It is an old saw that when America sneezes the rest of the world catches cold. By the same token, if America holds fast to that which is good and implements it in its public policies, then the rest of the West might be improved. Now we see an administration coming to power that is predicted to promote policies inimical to many of our shared vales. What are you, and we, to do? The answer can only be to go on as we have learned to do already, arguing the case, fighting the battles, seeking to influence policy, but not investing our hopes in political parties that are more like one another than they are like us. Perhaps American social conservatives might reflect on that experience and prepare themselves for what are likely to be very difficult times ahead.

The common need is for a serious and sustained reflection on the content of a conservative social philosophy that can be advanced within all major political parties: Democrat and Republican in the U.S.; Labour, Conservative, and Liberal Democrat here in the U.K.

From the window in my study I have a view across lower college lawn to the 15th-century tower of St. Salvator’s, through which generations of masters and students have passed.

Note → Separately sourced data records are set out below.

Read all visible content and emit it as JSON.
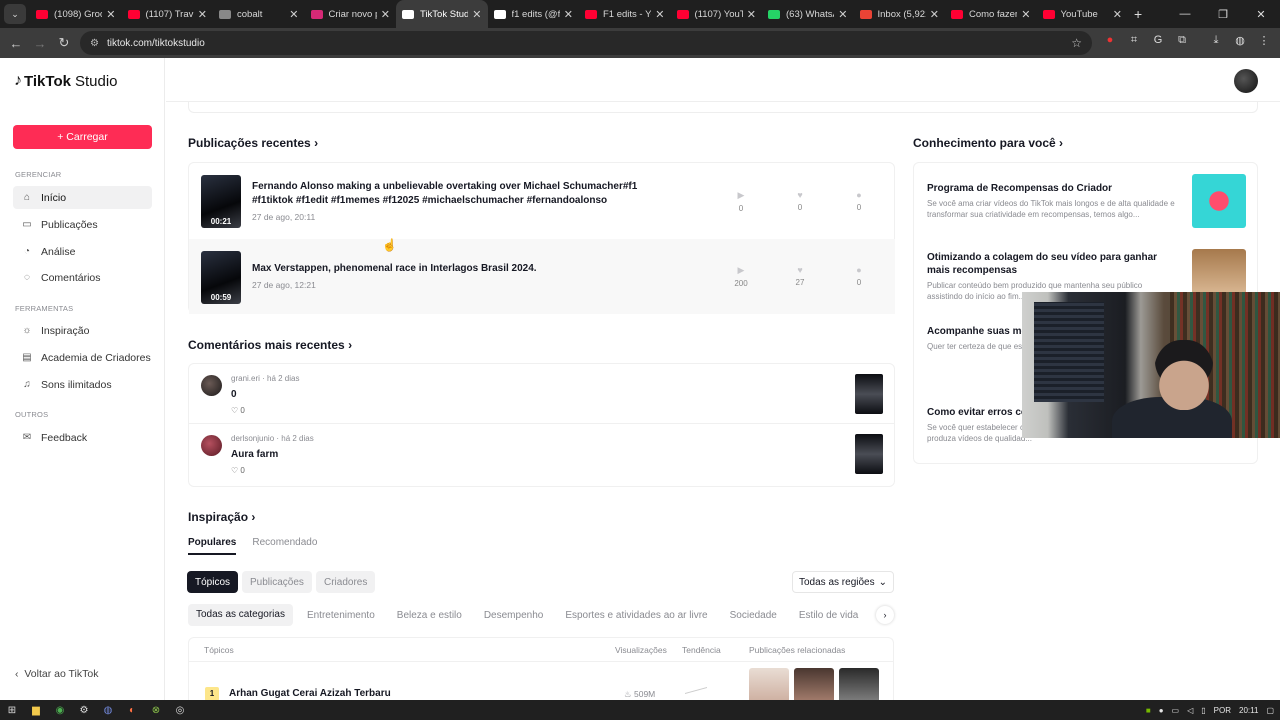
{
  "browser": {
    "tabs": [
      {
        "title": "(1098) Groo",
        "color": "#ff0033"
      },
      {
        "title": "(1107) Travis",
        "color": "#ff0033"
      },
      {
        "title": "cobalt",
        "color": "#888888"
      },
      {
        "title": "Criar novo p",
        "color": "#d62976"
      },
      {
        "title": "TikTok Studio",
        "color": "#ffffff",
        "active": true
      },
      {
        "title": "f1 edits (@f",
        "color": "#ffffff"
      },
      {
        "title": "F1 edits - Yo",
        "color": "#ff0033"
      },
      {
        "title": "(1107) YouTu",
        "color": "#ff0033"
      },
      {
        "title": "(63) WhatsA",
        "color": "#25d366"
      },
      {
        "title": "Inbox (5,921",
        "color": "#ea4335"
      },
      {
        "title": "Como fazer",
        "color": "#ff0033"
      },
      {
        "title": "YouTube",
        "color": "#ff0033"
      }
    ],
    "url": "tiktok.com/tiktokstudio"
  },
  "sidebar": {
    "brand": "TikTok",
    "brand_suffix": "Studio",
    "upload_label": "+ Carregar",
    "section_manage": "GERENCIAR",
    "manage_items": [
      "Início",
      "Publicações",
      "Análise",
      "Comentários"
    ],
    "section_tools": "FERRAMENTAS",
    "tools_items": [
      "Inspiração",
      "Academia de Criadores",
      "Sons ilimitados"
    ],
    "section_others": "OUTROS",
    "others_items": [
      "Feedback"
    ],
    "back_label": "Voltar ao TikTok"
  },
  "recent_posts": {
    "title": "Publicações recentes ›",
    "items": [
      {
        "title": "Fernando Alonso making a unbelievable overtaking over Michael Schumacher#f1 #f1tiktok #f1edit #f1memes #f12025 #michaelschumacher #fernandoalonso",
        "date": "27 de ago, 20:11",
        "duration": "00:21",
        "plays": "0",
        "likes": "0",
        "comments": "0"
      },
      {
        "title": "Max Verstappen, phenomenal race in Interlagos Brasil 2024.",
        "date": "27 de ago, 12:21",
        "duration": "00:59",
        "plays": "200",
        "likes": "27",
        "comments": "0"
      }
    ]
  },
  "recent_comments": {
    "title": "Comentários mais recentes ›",
    "items": [
      {
        "user": "grani.eri · há 2 dias",
        "text": "0",
        "likes": "♡ 0"
      },
      {
        "user": "derlsonjunio · há 2 dias",
        "text": "Aura farm",
        "likes": "♡ 0"
      }
    ]
  },
  "inspiration": {
    "title": "Inspiração ›",
    "tabs": [
      "Populares",
      "Recomendado"
    ],
    "pills": [
      "Tópicos",
      "Publicações",
      "Criadores"
    ],
    "region": "Todas as regiões",
    "categories": [
      "Todas as categorias",
      "Entretenimento",
      "Beleza e estilo",
      "Desempenho",
      "Esportes e atividades ao ar livre",
      "Sociedade",
      "Estilo de vida",
      "V"
    ],
    "table_headers": [
      "Tópicos",
      "Visualizações",
      "Tendência",
      "Publicações relacionadas"
    ],
    "rows": [
      {
        "rank": "1",
        "topic": "Arhan Gugat Cerai Azizah Terbaru",
        "views": "509M"
      }
    ]
  },
  "knowledge": {
    "title": "Conhecimento para você ›",
    "items": [
      {
        "title": "Programa de Recompensas do Criador",
        "desc": "Se você ama criar vídeos do TikTok mais longos e de alta qualidade e transformar sua criatividade em recompensas, temos algo..."
      },
      {
        "title": "Otimizando a colagem do seu vídeo para ganhar mais recompensas",
        "desc": "Publicar conteúdo bem produzido que mantenha seu público assistindo do início ao fim..."
      },
      {
        "title": "Acompanhe suas men Criador",
        "desc": "Quer ter certeza de que es pedidos de colaboração, c"
      },
      {
        "title": "Como evitar erros con",
        "desc": "Se você quer estabelecer carreira com conteúdo especializado, produza vídeos de qualidad..."
      }
    ]
  },
  "taskbar": {
    "lang": "POR",
    "time": "20:11"
  }
}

One such was John Mair, friend of Erasmus and teacher of Jean Calvin, and Ignatius Loyola when in Paris. Another was James Wilson, who in 1765 set off for North America and subsequently became a signer of the Declaration of Independence and a member of the Committee of Detail, which produced the first draft of the United States Constitution in 1787.

In the course of his academic and judicial career Wilson developed a number of important ideas about the relation between personal morality, public policy and political service, at the core of which lay the idea of integrity or truth to one’s deepest convictions. That has long been celebrated and taught in America, but now it has to be reapplied to the context of current political circumstances. It may be that the conclusion is uncomfortable, suggesting that the existing political alignments offer no easy home for those adhering to traditional morality.

With every good wish, yours faithfully,

John Haldane

John Haldane is Professor of Philosophy at the University of St Andrews, Scotland, Visiting Professor at the Institute for the Psychological Sciences in Virginia, and Vice-President of the Catholic Union of Great Britain. He is a Senior Fellow of the Witherspoon Institute and sits on the Editorial Board of Public Discourse.

Print Friendly

 

 

Related Reading


 

Web Briefings


PD logo

Want more great articles?

Sign up for daily or weekly emails!

subscribe button